A research team at Boston College will lead the development of the National Research Mentoring Network (NRMN) as part of a five year, $19 million grant from the National Institutes of Health (NIH) aimed at diversifying the NIH workforce. The initiative will draw on the expertise of faculty members at four other universities to train and mentor underrepresented minorities in biomedical research.
David Burgess, a professor in the biology department who has had significant experience advocating for more equitable NIH funding, will lead the team at BC, which serves as the initiative’s administrative headquarters.
The NIH expects the NRMN to grow into a nationwide network of mentors who will work with mentees of diverse backgrounds to enhance their training and career development in biomedical research. The network currently consists of over 100 partner organizations, including private and public colleges, Hispanic-serving institutions, historically black colleges and universities, organizations supporting tribal colleges, and a number of scientific societies.
“NRMN will work by developing culturally responsive mentor training programs, professional development activities and mentoring activities,” said Burgess, who has previously advised a congressional committee to address the issue of the disparity. “We will work with biomedical mentees [who] are undergraduates, graduate students, postdoctoral fellows, and junior faculty to help them make the transition successfully from each stage to the next.”

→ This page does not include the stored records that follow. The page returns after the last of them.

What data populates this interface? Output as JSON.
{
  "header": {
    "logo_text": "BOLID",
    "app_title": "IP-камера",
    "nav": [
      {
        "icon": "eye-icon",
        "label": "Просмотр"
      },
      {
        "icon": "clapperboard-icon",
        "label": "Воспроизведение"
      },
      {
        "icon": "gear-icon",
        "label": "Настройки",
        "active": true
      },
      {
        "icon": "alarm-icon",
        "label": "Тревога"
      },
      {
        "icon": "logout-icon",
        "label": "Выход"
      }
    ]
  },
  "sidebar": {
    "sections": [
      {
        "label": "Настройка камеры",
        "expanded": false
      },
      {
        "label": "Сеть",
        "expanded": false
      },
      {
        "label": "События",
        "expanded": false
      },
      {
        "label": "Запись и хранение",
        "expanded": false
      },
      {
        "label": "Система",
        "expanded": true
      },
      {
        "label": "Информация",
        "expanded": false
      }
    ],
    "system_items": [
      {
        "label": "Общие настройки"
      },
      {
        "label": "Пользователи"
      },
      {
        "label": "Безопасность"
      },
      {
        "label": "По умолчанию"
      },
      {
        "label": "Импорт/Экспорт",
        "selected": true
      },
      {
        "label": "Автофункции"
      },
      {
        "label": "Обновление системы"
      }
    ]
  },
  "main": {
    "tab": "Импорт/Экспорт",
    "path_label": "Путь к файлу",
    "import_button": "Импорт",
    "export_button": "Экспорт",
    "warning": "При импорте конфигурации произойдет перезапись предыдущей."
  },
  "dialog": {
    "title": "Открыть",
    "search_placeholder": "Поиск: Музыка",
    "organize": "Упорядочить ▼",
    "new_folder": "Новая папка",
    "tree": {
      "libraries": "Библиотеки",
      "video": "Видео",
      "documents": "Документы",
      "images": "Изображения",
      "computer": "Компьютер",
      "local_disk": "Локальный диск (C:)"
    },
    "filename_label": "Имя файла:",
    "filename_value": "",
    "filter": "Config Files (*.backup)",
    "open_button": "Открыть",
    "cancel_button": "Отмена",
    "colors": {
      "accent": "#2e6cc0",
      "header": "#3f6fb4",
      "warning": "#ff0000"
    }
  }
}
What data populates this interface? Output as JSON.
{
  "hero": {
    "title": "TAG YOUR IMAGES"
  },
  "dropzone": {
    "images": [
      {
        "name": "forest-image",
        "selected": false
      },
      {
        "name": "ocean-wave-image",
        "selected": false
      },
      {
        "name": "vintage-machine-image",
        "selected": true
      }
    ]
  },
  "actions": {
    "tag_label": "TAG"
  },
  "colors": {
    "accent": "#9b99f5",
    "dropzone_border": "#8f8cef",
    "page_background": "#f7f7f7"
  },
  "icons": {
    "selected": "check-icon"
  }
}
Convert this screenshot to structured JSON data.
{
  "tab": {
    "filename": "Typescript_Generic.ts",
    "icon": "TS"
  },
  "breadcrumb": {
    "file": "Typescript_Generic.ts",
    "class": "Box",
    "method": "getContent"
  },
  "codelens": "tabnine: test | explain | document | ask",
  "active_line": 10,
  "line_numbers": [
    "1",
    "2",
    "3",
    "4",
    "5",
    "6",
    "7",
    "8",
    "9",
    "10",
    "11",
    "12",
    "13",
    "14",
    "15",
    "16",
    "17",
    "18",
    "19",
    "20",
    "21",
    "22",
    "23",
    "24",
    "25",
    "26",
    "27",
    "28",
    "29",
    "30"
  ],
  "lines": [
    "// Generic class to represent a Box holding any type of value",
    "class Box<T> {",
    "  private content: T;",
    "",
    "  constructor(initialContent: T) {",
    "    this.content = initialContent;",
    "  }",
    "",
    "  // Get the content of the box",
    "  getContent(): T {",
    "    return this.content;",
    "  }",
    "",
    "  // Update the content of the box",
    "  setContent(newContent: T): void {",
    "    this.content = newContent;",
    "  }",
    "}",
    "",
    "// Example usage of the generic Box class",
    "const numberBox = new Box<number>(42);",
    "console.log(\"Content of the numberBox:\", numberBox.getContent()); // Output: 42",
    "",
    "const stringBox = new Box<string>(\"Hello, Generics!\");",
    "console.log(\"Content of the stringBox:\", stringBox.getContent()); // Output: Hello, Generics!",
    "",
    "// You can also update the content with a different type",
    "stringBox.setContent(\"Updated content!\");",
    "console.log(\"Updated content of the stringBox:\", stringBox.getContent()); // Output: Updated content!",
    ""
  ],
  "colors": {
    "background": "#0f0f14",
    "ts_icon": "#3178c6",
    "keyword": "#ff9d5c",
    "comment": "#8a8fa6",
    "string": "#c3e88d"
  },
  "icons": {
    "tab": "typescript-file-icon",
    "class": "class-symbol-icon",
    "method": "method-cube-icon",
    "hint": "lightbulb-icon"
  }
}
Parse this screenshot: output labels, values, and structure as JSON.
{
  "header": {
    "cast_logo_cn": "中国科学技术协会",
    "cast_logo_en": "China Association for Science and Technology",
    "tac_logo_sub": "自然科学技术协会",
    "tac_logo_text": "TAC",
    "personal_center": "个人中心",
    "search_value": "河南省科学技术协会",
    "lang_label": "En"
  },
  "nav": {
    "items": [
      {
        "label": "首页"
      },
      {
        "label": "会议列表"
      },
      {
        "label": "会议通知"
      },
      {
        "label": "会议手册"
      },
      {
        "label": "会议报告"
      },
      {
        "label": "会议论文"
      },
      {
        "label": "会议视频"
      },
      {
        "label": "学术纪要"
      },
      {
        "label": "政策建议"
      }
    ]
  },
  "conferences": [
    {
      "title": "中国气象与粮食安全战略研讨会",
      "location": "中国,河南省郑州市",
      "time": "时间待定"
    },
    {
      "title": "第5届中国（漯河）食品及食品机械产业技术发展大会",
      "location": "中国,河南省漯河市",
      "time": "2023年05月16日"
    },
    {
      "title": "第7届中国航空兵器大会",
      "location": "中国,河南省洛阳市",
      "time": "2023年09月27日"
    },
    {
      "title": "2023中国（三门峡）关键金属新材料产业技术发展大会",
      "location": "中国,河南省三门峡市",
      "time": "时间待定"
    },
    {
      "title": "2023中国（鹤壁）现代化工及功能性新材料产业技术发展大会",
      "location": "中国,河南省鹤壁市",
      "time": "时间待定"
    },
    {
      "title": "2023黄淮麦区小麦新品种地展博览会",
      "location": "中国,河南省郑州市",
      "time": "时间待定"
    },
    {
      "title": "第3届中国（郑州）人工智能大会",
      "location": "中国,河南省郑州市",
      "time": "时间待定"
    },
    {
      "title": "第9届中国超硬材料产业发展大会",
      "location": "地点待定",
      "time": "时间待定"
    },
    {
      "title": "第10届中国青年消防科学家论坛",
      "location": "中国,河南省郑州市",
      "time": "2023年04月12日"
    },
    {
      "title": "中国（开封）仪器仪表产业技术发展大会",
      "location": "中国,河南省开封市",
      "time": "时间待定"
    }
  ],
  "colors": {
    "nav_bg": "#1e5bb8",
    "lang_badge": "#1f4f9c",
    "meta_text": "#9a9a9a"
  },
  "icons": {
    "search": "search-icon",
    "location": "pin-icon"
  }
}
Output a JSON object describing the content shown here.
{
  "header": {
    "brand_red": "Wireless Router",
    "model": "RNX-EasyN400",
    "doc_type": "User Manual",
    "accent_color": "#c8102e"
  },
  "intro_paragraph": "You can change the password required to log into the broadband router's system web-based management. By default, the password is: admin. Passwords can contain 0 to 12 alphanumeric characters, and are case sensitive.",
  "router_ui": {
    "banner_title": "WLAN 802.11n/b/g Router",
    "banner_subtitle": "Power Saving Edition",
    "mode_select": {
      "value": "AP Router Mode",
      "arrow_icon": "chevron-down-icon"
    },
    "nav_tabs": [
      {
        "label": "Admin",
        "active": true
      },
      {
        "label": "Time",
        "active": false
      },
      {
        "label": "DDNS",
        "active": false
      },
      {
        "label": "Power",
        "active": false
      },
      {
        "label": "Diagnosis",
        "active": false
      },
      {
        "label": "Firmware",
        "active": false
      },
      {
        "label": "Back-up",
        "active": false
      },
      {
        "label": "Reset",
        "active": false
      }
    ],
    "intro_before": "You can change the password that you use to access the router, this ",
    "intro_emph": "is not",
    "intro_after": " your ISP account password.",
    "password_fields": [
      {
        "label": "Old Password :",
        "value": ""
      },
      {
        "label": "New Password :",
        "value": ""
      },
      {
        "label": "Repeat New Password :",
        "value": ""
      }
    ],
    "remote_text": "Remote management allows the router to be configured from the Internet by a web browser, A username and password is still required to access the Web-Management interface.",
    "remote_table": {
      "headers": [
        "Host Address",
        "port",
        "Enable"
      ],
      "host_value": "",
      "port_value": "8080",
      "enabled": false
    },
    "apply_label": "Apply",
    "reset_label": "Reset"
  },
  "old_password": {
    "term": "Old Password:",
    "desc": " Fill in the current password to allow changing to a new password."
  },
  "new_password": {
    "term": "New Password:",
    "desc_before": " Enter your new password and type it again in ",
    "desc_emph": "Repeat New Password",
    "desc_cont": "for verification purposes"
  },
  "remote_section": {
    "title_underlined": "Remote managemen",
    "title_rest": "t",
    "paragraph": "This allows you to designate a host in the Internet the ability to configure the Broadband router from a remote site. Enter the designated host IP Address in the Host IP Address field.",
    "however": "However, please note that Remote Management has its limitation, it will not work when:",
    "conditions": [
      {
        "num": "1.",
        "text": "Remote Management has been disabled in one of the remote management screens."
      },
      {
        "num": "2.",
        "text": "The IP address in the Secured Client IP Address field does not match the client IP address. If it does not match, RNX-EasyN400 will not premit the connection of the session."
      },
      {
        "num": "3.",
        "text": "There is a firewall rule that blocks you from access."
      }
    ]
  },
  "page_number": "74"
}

The NIH found in a 2011 study entitled Race, Ethnicity, and NIH Research Awards that Asian and black scientists were less likely to receive NIH funding than their white counterparts. The study, which examined researchers who applied for grants between 2000 and 2006, found black scientists were about 13 percent less likely and Asian scientists were 5 percent less likely to receive grants than their white counterparts, when controlling for position and location of the applicant. Burgess said research suggests that implicit bias exists in the application process, and that it is likely the cause of the disparity.
Each year the NIH awards approximately $26 billion in biomedical research funding. Grants are awarded through a peer-review process, in which researchers submit proposals to a panel of field experts. According to Burgess, few underrepresented minority scientists participate in the peer-review process.
In response to the 2011 study, NIH director Francis Collins called for the formation of a Working Group on Diversity in the Biomedical Research Workforce, and charged it with developing concrete recommendations aimed at improving the recruitment and retention of underrepresented minorities.
Among other things, the group’s investigation found that “diversity is a key driver of achievement in the workforce, particularly when innovation is a critical goal,” according to its final report, released to the public in June 2012. The WGDBRW also found that only a small fraction of black applicants applied for grants in the basic sciences, and that similar funding disparities existed between 2006 and 2010. The working group made 13 recommendations that formed a comprehensive strategy to increase diversity in the biomedical research workforce.
One effect of the report was the NIH’s establishment of the Enhancing Diversity of the NIH-Funded Workforce program, which aims to attract individuals from all population sectors and train and mentor them to succeed in biomedical research careers, including careers in behavioral, clinical, and social science research.
“The nation’s population continues to become increasingly diverse and there is an urgent need to ensure that the scientific talent which is key to our nation’s success is nurtured, recognized, and supported across all demographic groups,” the NIH’s website reads.
At BC, the administrative headquarters of the network, Burgess’ team will coordinate the nation-wide initiative, as well as coordinate interactions with two other programs funded by the initiative, the Coordination and Evaluation Center and the Building Infrastructure Leading to Diversity Imitative, and oversee the network’s fiscal situation.
Four other universities will serve as regional hubs, each overseeing a specific part of the initiative. According to the BC Chronicle, the University of Wisconsin will coordinate the mentor training; the University of North Texas Health Sciences Center will lead programs connecting mentors with mentees; the University of Minnesota will offer professional development services to mentees; and the Morehouse School of Medicine will coordinate the program at historically black colleges and universities. According the NIH’s website, the NRMN will develop best practices for mentoring, providing training opportunities for mentors, and providing networking and professional opportunities for mentees.
Featured Image by Daniel Lee / Heights Senior Staff